Monday, September 12, 2011


  One of my recent assignments was this four pager for Ranger Rick magazine,  some of my favorite people to work with, on bird flocking behavior.  I suggested  a few other titles:  “The Birdy Bunch”, and “Hangin’ with my Peeps”,  but they passed on both.  I could see a bird saying “Marcia, Marcia , Marcia!” or some home-birds perched on a stoop. No?  O.K., perhaps some other time. Here's the first spread:

art created 5-13-11

  Birds of a feather flock together, but so do birds of several varieties. When a flock of birds is feeding; usually one bird  acts as a sentinel and will be the first to sense danger. When that one takes off;  the rest take their cue almost instantaneously.  Acorn woodpeckers have lots of Moms and Dads (and sisters and brothers) who help feed the kids. It’s like a bird commune.  I could have  put some Birkies on those bird feet… missed my chance.


 A great magazine to read indoors or outdoors.

Illustrations from the second spread:

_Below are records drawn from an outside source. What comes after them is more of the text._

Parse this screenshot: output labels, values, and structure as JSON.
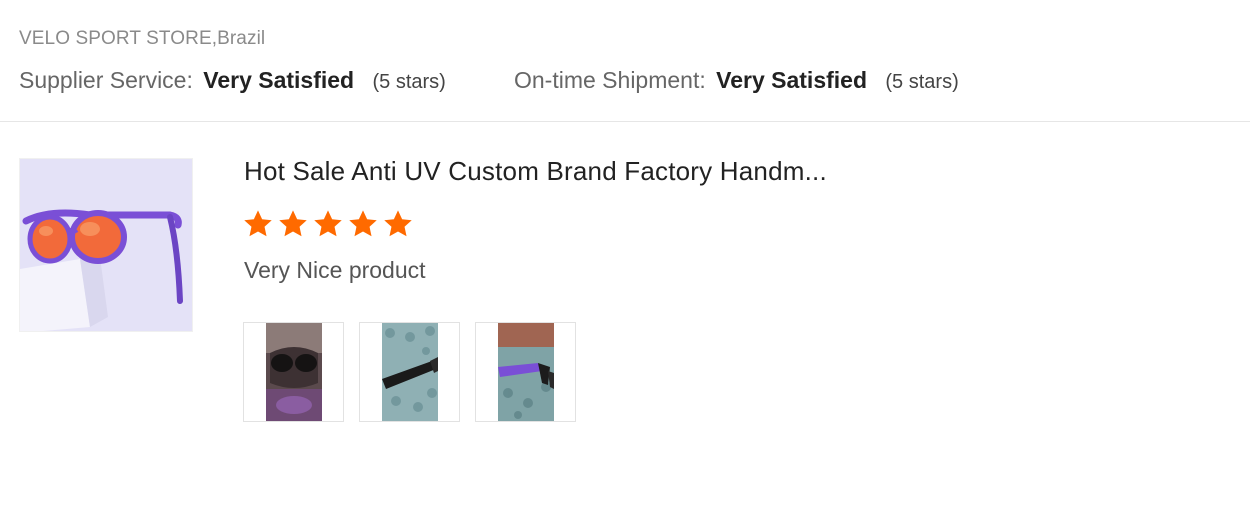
{
  "store": {
    "name_location": "VELO SPORT STORE,Brazil"
  },
  "ratings": {
    "supplier": {
      "label": "Supplier Service:",
      "value": "Very Satisfied",
      "stars": "(5 stars)"
    },
    "shipment": {
      "label": "On-time Shipment:",
      "value": "Very Satisfied",
      "stars": "(5 stars)"
    }
  },
  "review": {
    "product_title": "Hot Sale Anti UV Custom Brand Factory Handm...",
    "rating": 5,
    "rating_max": 5,
    "star_color": "#ff6a00",
    "comment": "Very Nice product",
    "photo_count": 3
  },
  "colors": {
    "accent": "#ff6a00",
    "divider": "#e6e6e6",
    "thumb_background": "#e4e2f7",
    "lens": "#f26a3a",
    "frame": "#7a4fd6"
  }
}
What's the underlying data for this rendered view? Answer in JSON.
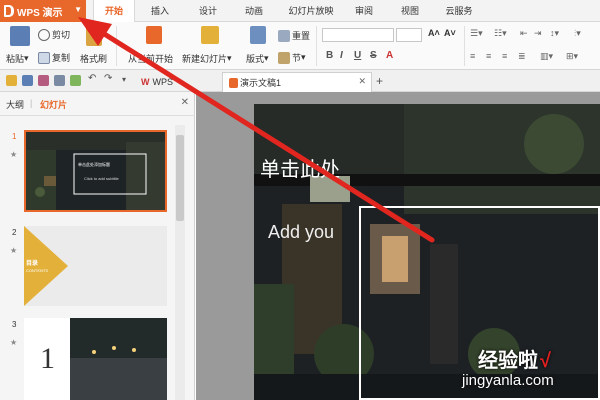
{
  "app": {
    "title": "WPS 演示"
  },
  "menu": {
    "tabs": [
      "开始",
      "插入",
      "设计",
      "动画",
      "幻灯片放映",
      "审阅",
      "视图",
      "云服务"
    ]
  },
  "ribbon": {
    "paste": "粘贴",
    "cut": "剪切",
    "copy": "复制",
    "format_painter": "格式刷",
    "play_from_start": "从当前开始",
    "new_slide": "新建幻灯片",
    "layout": "版式",
    "section": "节",
    "reset": "重置",
    "font_buttons": [
      "B",
      "I",
      "U",
      "S",
      "A"
    ]
  },
  "doc_tabs": [
    {
      "label": "WPS"
    },
    {
      "label": "演示文稿1"
    }
  ],
  "panel": {
    "tabs": [
      "大纲",
      "幻灯片"
    ]
  },
  "thumbnails": [
    {
      "num": "1",
      "title": "单击此处添加标题",
      "sub": "Click to add subtitle"
    },
    {
      "num": "2",
      "title": "目录",
      "sub": "CONTENTS"
    },
    {
      "num": "3",
      "big": "1"
    }
  ],
  "slide": {
    "title": "单击此处",
    "subtitle": "Add you"
  },
  "watermark": {
    "title": "经验啦",
    "check": "√",
    "url": "jingyanla.com"
  },
  "colors": {
    "accent": "#e8672a",
    "menubar": "#f3f3f3",
    "ribbon": "#fafafa",
    "arrow": "#e0261e",
    "gold": "#e3b13a"
  }
}
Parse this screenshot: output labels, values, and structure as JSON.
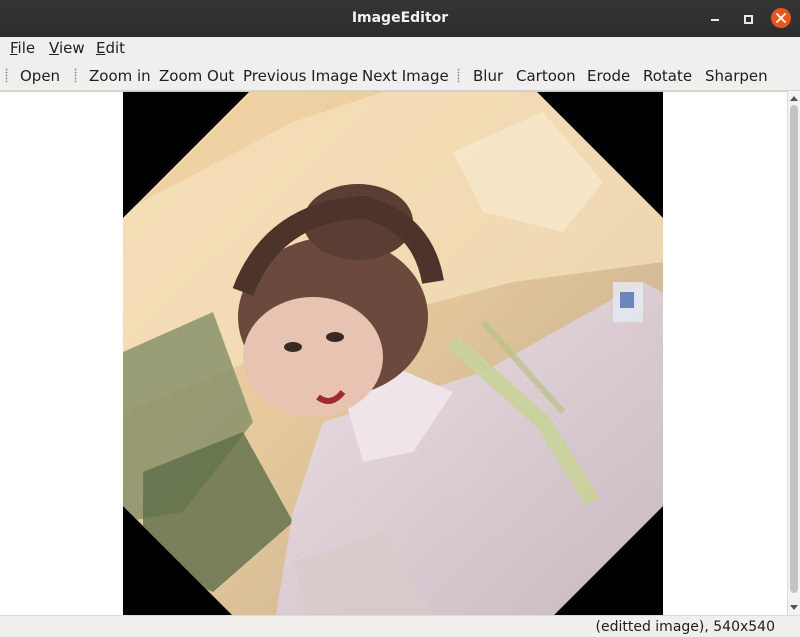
{
  "window": {
    "title": "ImageEditor"
  },
  "menu": [
    {
      "key": "F",
      "rest": "ile"
    },
    {
      "key": "V",
      "rest": "iew"
    },
    {
      "key": "E",
      "rest": "dit"
    }
  ],
  "toolbar": {
    "file_group": [
      "Open"
    ],
    "view_group": [
      "Zoom in",
      "Zoom Out",
      "Previous Image",
      "Next Image"
    ],
    "edit_group": [
      "Blur",
      "Cartoon",
      "Erode",
      "Rotate",
      "Sharpen"
    ]
  },
  "image": {
    "description": "rotated photo of a person in a white shirt with a lanyard",
    "icon": "image-icon"
  },
  "status": {
    "text": "(editted image), 540x540"
  },
  "colors": {
    "titlebar": "#2d2d2d",
    "close_button": "#e95420",
    "canvas_background": "#000000"
  }
}
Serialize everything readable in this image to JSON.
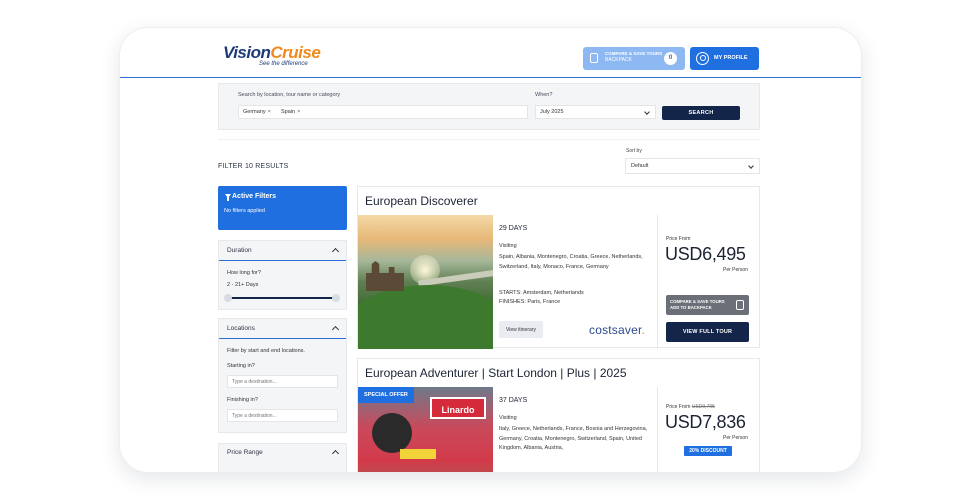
{
  "header": {
    "logo_main_1": "Vision",
    "logo_main_2": "Cruise",
    "logo_tagline": "See the difference",
    "backpack_line1": "COMPARE & SAVE TOURS",
    "backpack_line2": "BACKPACK",
    "backpack_count": "0",
    "profile_label": "MY PROFILE"
  },
  "search": {
    "location_label": "Search by location, tour name or category",
    "chips": [
      {
        "label": "Germany"
      },
      {
        "label": "Spain"
      }
    ],
    "when_label": "When?",
    "when_value": "July 2025",
    "button_label": "SEARCH"
  },
  "results": {
    "filter_count": "FILTER 10 RESULTS",
    "sort_label": "Sort by",
    "sort_value": "Default"
  },
  "filters": {
    "active_title": "Active Filters",
    "active_sub": "No filters applied",
    "duration": {
      "title": "Duration",
      "question": "How long for?",
      "range": "2 - 21+ Days"
    },
    "locations": {
      "title": "Locations",
      "hint": "Filter by start and end locations.",
      "start_label": "Starting in?",
      "start_placeholder": "Type a destination...",
      "finish_label": "Finishing in?",
      "finish_placeholder": "Type a destination..."
    },
    "price_range": {
      "title": "Price Range"
    }
  },
  "tours": [
    {
      "title": "European Discoverer",
      "days": "29 DAYS",
      "visiting_label": "Visiting",
      "visiting": "Spain, Albania, Montenegro, Croatia, Greece, Netherlands, Switzerland, Italy, Monaco, France, Germany",
      "starts": "STARTS: Amsterdam, Netherlands",
      "finishes": "FINISHES: Paris, France",
      "itinerary_label": "View itinerary",
      "brand": "costsaver",
      "price_from": "Price From",
      "price": "USD6,495",
      "per_person": "Per Person",
      "compare_line1": "COMPARE & SAVE TOURS",
      "compare_line2": "ADD TO BACKPACK",
      "view_label": "VIEW FULL TOUR"
    },
    {
      "title": "European Adventurer | Start London | Plus | 2025",
      "badge": "SPECIAL OFFER",
      "sign_text": "Linardo",
      "days": "37 DAYS",
      "visiting_label": "Visiting",
      "visiting": "Italy, Greece, Netherlands, France, Bosnia and Herzegovina, Germany, Croatia, Montenegro, Switzerland, Spain, United Kingdom, Albania, Austria,",
      "price_from": "Price From",
      "price_old": "USD9,795",
      "price": "USD7,836",
      "per_person": "Per Person",
      "discount": "20% DISCOUNT"
    }
  ],
  "colors": {
    "primary": "#1f6fe0",
    "navy": "#14254a",
    "logo_orange": "#f08a1c"
  }
}
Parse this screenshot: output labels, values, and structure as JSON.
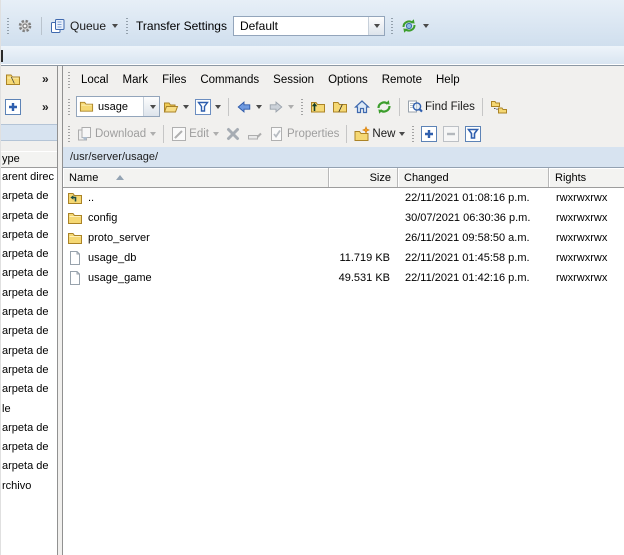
{
  "topbar": {
    "queue_label": "Queue",
    "transfer_settings_label": "Transfer Settings",
    "transfer_settings_value": "Default"
  },
  "left_panel": {
    "overflow_chevron": "»",
    "type_header_fragment": "ype",
    "row_fragments": [
      "arent direc",
      "arpeta de",
      "arpeta de",
      "arpeta de",
      "arpeta de",
      "arpeta de",
      "arpeta de",
      "arpeta de",
      "arpeta de",
      "arpeta de",
      "arpeta de",
      "arpeta de",
      "le",
      "arpeta de",
      "arpeta de",
      "arpeta de",
      "rchivo"
    ]
  },
  "menubar": {
    "items": [
      "Local",
      "Mark",
      "Files",
      "Commands",
      "Session",
      "Options",
      "Remote",
      "Help"
    ]
  },
  "addressbar": {
    "location_value": "usage",
    "find_files_label": "Find Files"
  },
  "buttonbar": {
    "download_label": "Download",
    "edit_label": "Edit",
    "properties_label": "Properties",
    "new_label": "New"
  },
  "pathbar": {
    "path": "/usr/server/usage/"
  },
  "file_table": {
    "columns": [
      "Name",
      "Size",
      "Changed",
      "Rights"
    ],
    "sorted_by": "Name",
    "sort_direction": "ascending",
    "rows": [
      {
        "icon": "folder-up",
        "name": "..",
        "size": "",
        "changed": "22/11/2021 01:08:16 p.m.",
        "rights": "rwxrwxrwx"
      },
      {
        "icon": "folder",
        "name": "config",
        "size": "",
        "changed": "30/07/2021 06:30:36 p.m.",
        "rights": "rwxrwxrwx"
      },
      {
        "icon": "folder",
        "name": "proto_server",
        "size": "",
        "changed": "26/11/2021 09:58:50 a.m.",
        "rights": "rwxrwxrwx"
      },
      {
        "icon": "file",
        "name": "usage_db",
        "size": "11.719 KB",
        "changed": "22/11/2021 01:45:58 p.m.",
        "rights": "rwxrwxrwx"
      },
      {
        "icon": "file",
        "name": "usage_game",
        "size": "49.531 KB",
        "changed": "22/11/2021 01:42:16 p.m.",
        "rights": "rwxrwxrwx"
      }
    ]
  },
  "colors": {
    "topbar_bg": "#d9e5f2",
    "toolbar_bg": "#f1f0ee",
    "pathbar_bg": "#d7e3f0",
    "accent_blue": "#2f5fae",
    "folder_yellow": "#f5d874",
    "disabled_text": "#9e9e9e",
    "refresh_green": "#3d9e2d"
  }
}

  I found the coolest video while looking for reference. The most amazing thing I’ve ever seen birds do: a  massive flock behavior in starlings called murmuration. The shapes morph into one another like a 3-D mobius strip. Displaying strength in numbers, they are trying to distract a predator. They are also making art.  Similar to those rotating shoals of fish, it’s some kind of instinctual choreography.
  The starlings’ displays are so complicated that they are being researched by physicists, aeronautical engineers, mathematicians and computer scientists, as well as biologists. Starling numbers are a fraction of what they used to be.  The decline is believed to be due to the loss of permanent pastures, the use of pesticides and a shortage of food and nesting sites.